### TASK INPUTS
◇ ◇ ◇ ◇ ◇
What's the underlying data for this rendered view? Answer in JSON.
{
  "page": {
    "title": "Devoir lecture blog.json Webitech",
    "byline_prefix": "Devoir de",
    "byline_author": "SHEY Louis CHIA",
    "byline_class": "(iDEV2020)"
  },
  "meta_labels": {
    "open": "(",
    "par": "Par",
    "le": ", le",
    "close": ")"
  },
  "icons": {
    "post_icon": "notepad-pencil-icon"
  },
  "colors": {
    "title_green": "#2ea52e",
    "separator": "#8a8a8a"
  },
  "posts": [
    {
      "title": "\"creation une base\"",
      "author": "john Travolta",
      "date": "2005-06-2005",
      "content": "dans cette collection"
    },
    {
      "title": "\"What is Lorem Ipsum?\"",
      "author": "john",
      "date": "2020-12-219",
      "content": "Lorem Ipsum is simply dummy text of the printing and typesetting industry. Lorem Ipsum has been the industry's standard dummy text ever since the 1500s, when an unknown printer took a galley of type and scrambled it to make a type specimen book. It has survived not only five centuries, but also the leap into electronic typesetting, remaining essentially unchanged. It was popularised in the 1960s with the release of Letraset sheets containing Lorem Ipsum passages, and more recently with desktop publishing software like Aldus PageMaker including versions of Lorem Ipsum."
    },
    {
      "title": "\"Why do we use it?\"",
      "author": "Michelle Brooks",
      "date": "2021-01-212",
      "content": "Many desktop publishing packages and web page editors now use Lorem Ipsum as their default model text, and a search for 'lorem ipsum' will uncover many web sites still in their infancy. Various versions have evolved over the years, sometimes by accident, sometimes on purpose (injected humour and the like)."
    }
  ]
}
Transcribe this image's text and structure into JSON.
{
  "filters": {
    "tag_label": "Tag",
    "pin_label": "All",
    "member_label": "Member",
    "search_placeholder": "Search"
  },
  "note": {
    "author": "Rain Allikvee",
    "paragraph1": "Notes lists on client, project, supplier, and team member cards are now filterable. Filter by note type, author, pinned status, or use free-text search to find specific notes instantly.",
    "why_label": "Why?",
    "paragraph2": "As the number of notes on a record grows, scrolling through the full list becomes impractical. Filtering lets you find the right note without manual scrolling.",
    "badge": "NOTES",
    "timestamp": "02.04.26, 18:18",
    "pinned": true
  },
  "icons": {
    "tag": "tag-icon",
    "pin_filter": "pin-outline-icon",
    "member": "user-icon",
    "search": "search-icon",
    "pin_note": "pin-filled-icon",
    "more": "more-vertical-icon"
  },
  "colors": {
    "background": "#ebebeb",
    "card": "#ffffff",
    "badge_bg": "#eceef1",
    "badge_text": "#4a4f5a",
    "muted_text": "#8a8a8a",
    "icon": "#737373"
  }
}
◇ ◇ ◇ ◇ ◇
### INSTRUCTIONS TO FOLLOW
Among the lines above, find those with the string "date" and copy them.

### SOLUTION TO THE PROBLEM
      "date": "2005-06-2005",
      "date": "2020-12-219",
      "date": "2021-01-212",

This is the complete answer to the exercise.